The shocking (and to many viewers, utterly disappointing) ending of The Sopranos series finale was perfect. The tableau itself was a perfect jewel: the nuclear family all together, happy it seems for the moment, but completely surrounded by unknown and unseen danger. David Chase pumped the scene full of more tension than any other moment in the series’s history — is the whole family about to get whacked? — but ultimately there is no concrete evidence for the audience to be sure that any violence is about to happen.
Most of the predictions made about the finale, even the ones in our office pool, are still possible, as they always have been. The violence that surrounds the Soprano nuclear family has always been the subject of the series, and the finale simply wrapped that up into a single vignette, a microcosm of the whole 8-year series.
Consider the Seinfeld series finale, where the core cast found themselves in jail for, apparently, eternity. This ultimate predicament was a microcosm, too, of the series itself and the relationship between Seinfeld‘s four core characters, the Seinfeld nuclear family, if you will. Seinfeld was often called a show about nothing, but it was always about the characters. Every episode we learned more about, and dove deeper into, the four main characters and explored a little bit about some unique and colorful secondary characters.
The Sopranos finale was similar. We’ve never asked The Sopranos for long-arc plots with carefully-planned setups, mysterious clues that come to fruition later. Generally, all that ever happens on The Sopranos is that we are drawn deeper and deeper into our understandings of the characters, particualarly Tony, and occasionally we find surprises inside of them. This is what The Sopranos is about, not plot. My wife, Peggy, noted that ultimately The Sopranos was not a “gangster movie” but a “soap opera”. And in a soap opera, ultimately, nothing ever happens. Dr. Melfi’s decision to end Tony’s therapy also reflects this realization, that despite all her efforts over eight years, Tony has not changed and will not change. The final moment of the show encapsulated this tense stasis perfectly.

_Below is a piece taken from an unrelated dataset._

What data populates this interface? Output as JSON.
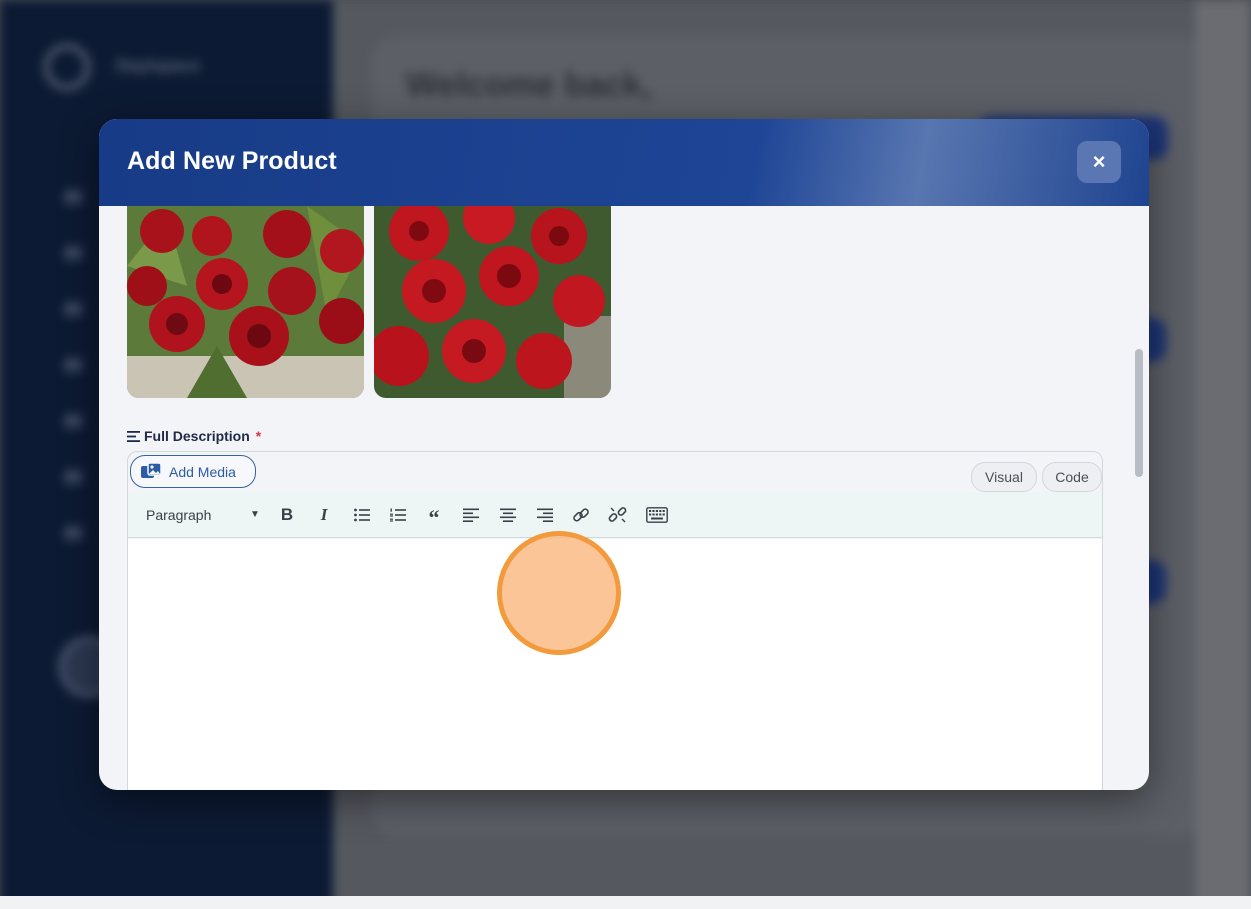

The Behavior office pool got almost nothing correct, but we had one phenomenal write in winner: “Cliffhanger”. Some of us got Phil Leotardo’s hit. But that’s it. And nobody predicted that Christopher would come back from the dead as a cat.